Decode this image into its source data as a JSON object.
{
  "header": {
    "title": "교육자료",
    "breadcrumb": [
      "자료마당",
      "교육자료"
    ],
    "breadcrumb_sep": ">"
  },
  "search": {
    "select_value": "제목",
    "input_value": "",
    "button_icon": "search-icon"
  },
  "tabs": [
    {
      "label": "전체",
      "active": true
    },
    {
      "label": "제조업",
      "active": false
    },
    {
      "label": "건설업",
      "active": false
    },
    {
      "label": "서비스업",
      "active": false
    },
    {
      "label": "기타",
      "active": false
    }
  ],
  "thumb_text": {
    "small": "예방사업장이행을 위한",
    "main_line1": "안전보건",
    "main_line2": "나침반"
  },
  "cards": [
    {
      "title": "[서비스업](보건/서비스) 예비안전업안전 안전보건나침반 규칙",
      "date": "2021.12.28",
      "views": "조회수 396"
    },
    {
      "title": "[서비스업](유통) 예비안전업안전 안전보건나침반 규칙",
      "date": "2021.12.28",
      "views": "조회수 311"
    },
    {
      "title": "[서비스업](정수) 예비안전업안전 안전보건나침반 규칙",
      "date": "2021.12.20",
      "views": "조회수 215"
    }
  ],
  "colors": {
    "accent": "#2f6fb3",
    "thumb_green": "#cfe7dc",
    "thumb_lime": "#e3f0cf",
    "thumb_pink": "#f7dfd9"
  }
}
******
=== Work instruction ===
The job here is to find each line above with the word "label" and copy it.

=== Exercise answer ===
      "label": "전체",
      "label": "제조업",
      "label": "건설업",
      "label": "서비스업",
      "label": "기타",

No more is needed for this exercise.